-Robert Glynn Taylor
I’m thankful for my lucky streak at raffle drawings for DC fundraisers. This year, I’ve won pieces of art, a house cleaning, spa days, uber rides, and best of all: a harpist that does house calls.
We all have a routine. We wake up, hit snooze 6 times and eventually roll up to the bus or metro. Odds are you tweet something about how annoyed you are with your commute before you get to your desk and deal with a bunch of sh*t for the next 8 hours. The workday ends and you either find yourself at happy hour drunk by 7:15 p.m., or you do something semi-worthwhile and workout or clean your apartment. Go to bed, wake up, rinse, repeat, same.damn.thing. Here’s the thing. YOU LIKE THIS. We like it, too. Because to be honest, we have a lot to be thankful for living in DC. Here’s a few things we are particularly thankful for this year.
1) Uber (when he goes the right way)
2) Starbucks on every corner
3) The sunset behind the Lincoln
4) Panda Cam
5) POLITICO Playbook
6) Using the motorcade excuse for being late to work
7) Food Truck Friday
8) Wonky Twitter fights
9) Free food at networking happy hours
10) HELLO. Look around. You live in the nation’s capital. How can you NOT be thankful for that?

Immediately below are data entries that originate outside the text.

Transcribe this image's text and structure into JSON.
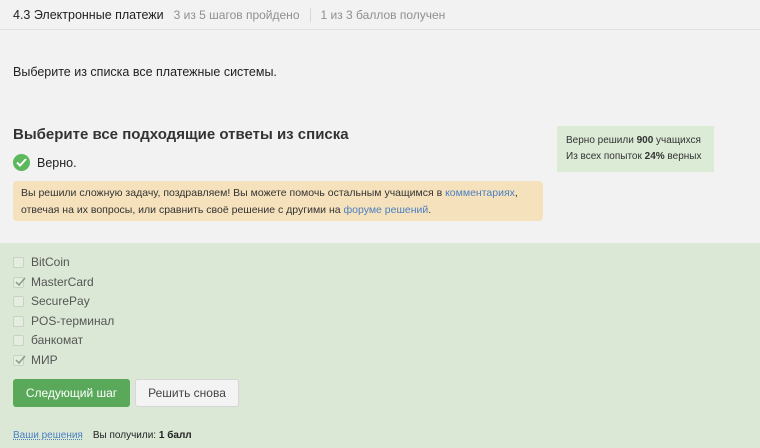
{
  "header": {
    "lesson": "4.3 Электронные платежи",
    "progress": "3 из 5 шагов пройдено",
    "points": "1 из 3 баллов  получен"
  },
  "question": "Выберите из списка все платежные системы.",
  "heading": "Выберите все подходящие ответы из списка",
  "verdict": "Верно.",
  "notice": {
    "text1": "Вы решили сложную задачу, поздравляем! Вы можете помочь остальным учащимся в ",
    "link1": "комментариях",
    "text2": ", отвечая на их вопросы, или сравнить своё решение с другими на ",
    "link2": "форуме решений",
    "text3": "."
  },
  "stats": {
    "line1_prefix": "Верно решили ",
    "solved_count": "900",
    "line1_suffix": " учащихся",
    "line2_prefix": "Из всех попыток ",
    "percent": "24%",
    "line2_suffix": " верных"
  },
  "options": [
    {
      "label": "BitCoin",
      "checked": false
    },
    {
      "label": "MasterCard",
      "checked": true
    },
    {
      "label": "SecurePay",
      "checked": false
    },
    {
      "label": "POS-терминал",
      "checked": false
    },
    {
      "label": "банкомат",
      "checked": false
    },
    {
      "label": "МИР",
      "checked": true
    }
  ],
  "buttons": {
    "next": "Следующий шаг",
    "retry": "Решить снова"
  },
  "footer": {
    "your_solutions": "Вы­ши решения",
    "score_prefix": "Вы получили: ",
    "score_value": "1 балл"
  },
  "colors": {
    "success": "#5cb85c",
    "answers_bg": "#dbe8d6",
    "notice_bg": "#f5e2bd",
    "link": "#4a7fc1"
  }
}
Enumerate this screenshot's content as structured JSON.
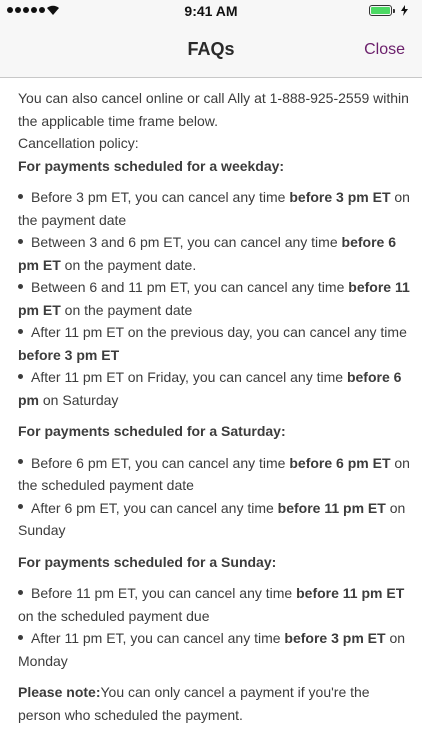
{
  "status_bar": {
    "time": "9:41 AM"
  },
  "nav": {
    "title": "FAQs",
    "close_label": "Close"
  },
  "intro": {
    "line1": "You can also cancel online or call Ally at 1-888-925-2559 within the applicable time frame below.",
    "policy_label": "Cancellation policy:"
  },
  "sections": [
    {
      "heading": "For payments scheduled for a weekday:",
      "items": [
        {
          "pre": "Before 3 pm ET, you can cancel any time ",
          "bold": "before 3 pm ET",
          "post": " on the payment date"
        },
        {
          "pre": "Between 3 and 6 pm ET, you can cancel any time ",
          "bold": "before 6 pm ET",
          "post": " on the payment date."
        },
        {
          "pre": "Between 6 and 11 pm ET, you can cancel any time ",
          "bold": "before 11 pm ET",
          "post": " on the payment date"
        },
        {
          "pre": "After 11 pm ET on the previous day, you can cancel any time ",
          "bold": "before 3 pm ET",
          "post": ""
        },
        {
          "pre": "After 11 pm ET on Friday, you can cancel any time ",
          "bold": "before 6 pm",
          "post": " on Saturday"
        }
      ]
    },
    {
      "heading": "For payments scheduled for a Saturday:",
      "items": [
        {
          "pre": "Before 6 pm ET, you can cancel any time ",
          "bold": "before 6 pm ET",
          "post": " on the scheduled payment date"
        },
        {
          "pre": "After 6 pm ET, you can cancel any time ",
          "bold": "before 11 pm ET",
          "post": " on Sunday"
        }
      ]
    },
    {
      "heading": "For payments scheduled for a Sunday:",
      "items": [
        {
          "pre": "Before 11 pm ET, you can cancel any time ",
          "bold": "before 11 pm ET",
          "post": " on the scheduled payment due"
        },
        {
          "pre": "After 11 pm ET, you can cancel any time ",
          "bold": "before 3 pm ET",
          "post": " on Monday"
        }
      ]
    }
  ],
  "note": {
    "label": "Please note:",
    "text": "You can only cancel a payment if you're the person who scheduled the payment."
  }
}
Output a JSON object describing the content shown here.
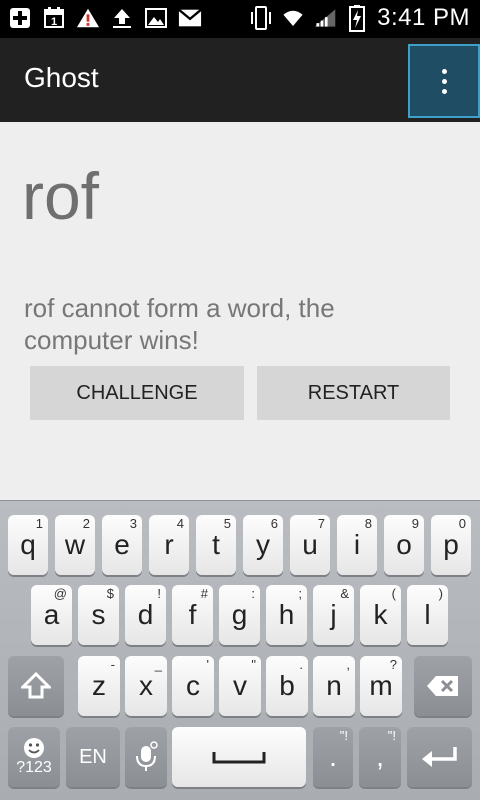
{
  "status_bar": {
    "time": "3:41 PM",
    "icons": [
      "plus-box-icon",
      "calendar-icon",
      "warning-icon",
      "upload-icon",
      "image-icon",
      "gmail-icon",
      "vibrate-icon",
      "wifi-icon",
      "signal-icon",
      "battery-charging-icon"
    ],
    "calendar_day": "1"
  },
  "action_bar": {
    "title": "Ghost",
    "overflow_icon": "more-vert-icon"
  },
  "game": {
    "word": "rof",
    "status": "rof cannot form a word, the computer wins!",
    "challenge_label": "CHALLENGE",
    "restart_label": "RESTART"
  },
  "keyboard": {
    "row1": [
      {
        "key": "q",
        "hint": "1"
      },
      {
        "key": "w",
        "hint": "2"
      },
      {
        "key": "e",
        "hint": "3"
      },
      {
        "key": "r",
        "hint": "4"
      },
      {
        "key": "t",
        "hint": "5"
      },
      {
        "key": "y",
        "hint": "6"
      },
      {
        "key": "u",
        "hint": "7"
      },
      {
        "key": "i",
        "hint": "8"
      },
      {
        "key": "o",
        "hint": "9"
      },
      {
        "key": "p",
        "hint": "0"
      }
    ],
    "row2": [
      {
        "key": "a",
        "hint": "@"
      },
      {
        "key": "s",
        "hint": "$"
      },
      {
        "key": "d",
        "hint": "!"
      },
      {
        "key": "f",
        "hint": "#"
      },
      {
        "key": "g",
        "hint": ":"
      },
      {
        "key": "h",
        "hint": ";"
      },
      {
        "key": "j",
        "hint": "&"
      },
      {
        "key": "k",
        "hint": "("
      },
      {
        "key": "l",
        "hint": ")"
      }
    ],
    "row3": [
      {
        "key": "z",
        "hint": "-"
      },
      {
        "key": "x",
        "hint": "_"
      },
      {
        "key": "c",
        "hint": "'"
      },
      {
        "key": "v",
        "hint": "\""
      },
      {
        "key": "b",
        "hint": "."
      },
      {
        "key": "n",
        "hint": ","
      },
      {
        "key": "m",
        "hint": "?"
      }
    ],
    "symbols_label": "?123",
    "language_label": "EN",
    "period": ".",
    "period_hint": "\"!",
    "comma": ",",
    "comma_hint": "\"!"
  }
}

–SP + KC
–Jeremy Art, C-SPAN
Email us at [email protected] if you have an answer for us, too.